→ WHAT THE TASK ASKS: Once the images are set aside, output the listing exactly as it stands.

→ SUPPLIED MATERIAL:
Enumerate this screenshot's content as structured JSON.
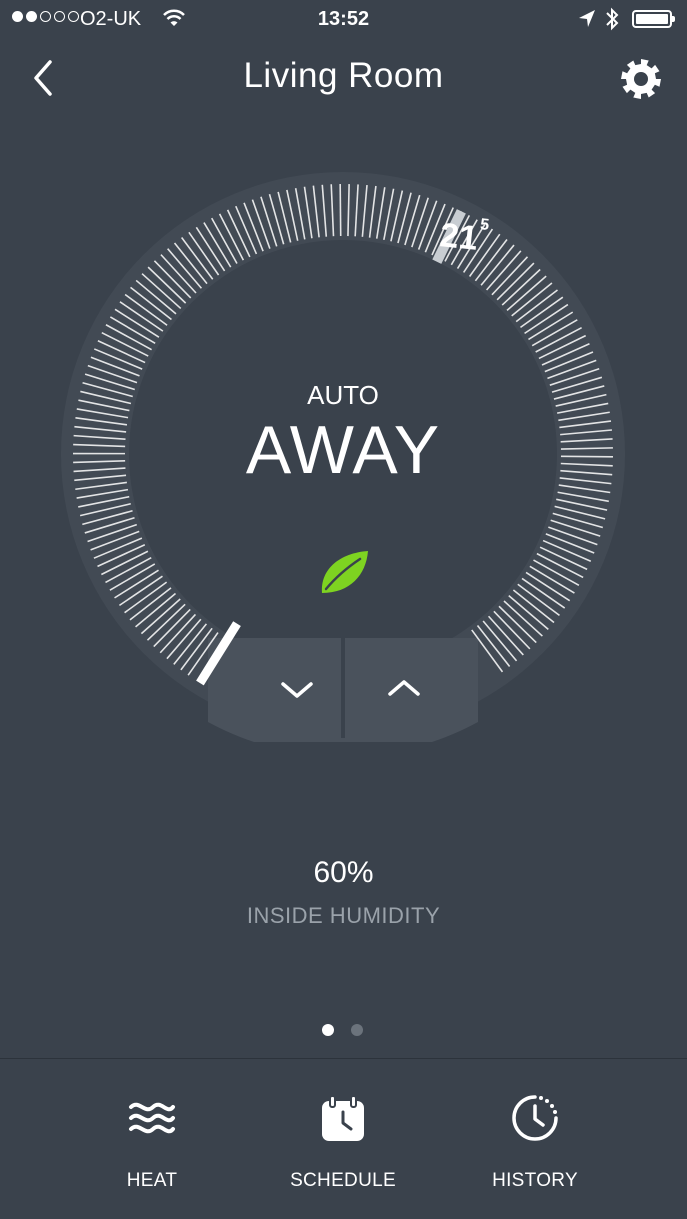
{
  "status_bar": {
    "carrier": "O2-UK",
    "time": "13:52",
    "signal_filled": 2,
    "signal_total": 5
  },
  "header": {
    "title": "Living Room",
    "back_icon": "chevron-left-icon",
    "settings_icon": "gear-icon"
  },
  "thermostat": {
    "mode_label": "AUTO",
    "mode_value": "AWAY",
    "target_temp_whole": "21",
    "target_temp_decimal": "5",
    "eco_icon": "leaf-icon",
    "eco_color": "#7ed321",
    "down_icon": "chevron-down-icon",
    "up_icon": "chevron-up-icon"
  },
  "humidity": {
    "value": "60%",
    "label": "INSIDE HUMIDITY"
  },
  "pager": {
    "pages": 2,
    "active": 0
  },
  "tabs": [
    {
      "label": "HEAT",
      "icon": "heat-waves-icon"
    },
    {
      "label": "SCHEDULE",
      "icon": "calendar-clock-icon"
    },
    {
      "label": "HISTORY",
      "icon": "history-clock-icon"
    }
  ],
  "colors": {
    "background": "#3a424c",
    "dial_ring": "#424a54",
    "button_bg": "#4a525c",
    "muted_text": "#9aa2aa"
  }
}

→ WRITTEN ANSWER:
Enumerate this screenshot's content as structured JSON.
{
  "status_bar": {
    "carrier": "O2-UK",
    "time": "13:52",
    "signal_filled": 2,
    "signal_total": 5
  },
  "header": {
    "title": "Living Room",
    "back_icon": "chevron-left-icon",
    "settings_icon": "gear-icon"
  },
  "thermostat": {
    "mode_label": "AUTO",
    "mode_value": "AWAY",
    "target_temp_whole": "21",
    "target_temp_decimal": "5",
    "eco_icon": "leaf-icon",
    "eco_color": "#7ed321",
    "down_icon": "chevron-down-icon",
    "up_icon": "chevron-up-icon"
  },
  "humidity": {
    "value": "60%",
    "label": "INSIDE HUMIDITY"
  },
  "pager": {
    "pages": 2,
    "active": 0
  },
  "tabs": [
    {
      "label": "HEAT",
      "icon": "heat-waves-icon"
    },
    {
      "label": "SCHEDULE",
      "icon": "calendar-clock-icon"
    },
    {
      "label": "HISTORY",
      "icon": "history-clock-icon"
    }
  ],
  "colors": {
    "background": "#3a424c",
    "dial_ring": "#424a54",
    "button_bg": "#4a525c",
    "muted_text": "#9aa2aa"
  }
}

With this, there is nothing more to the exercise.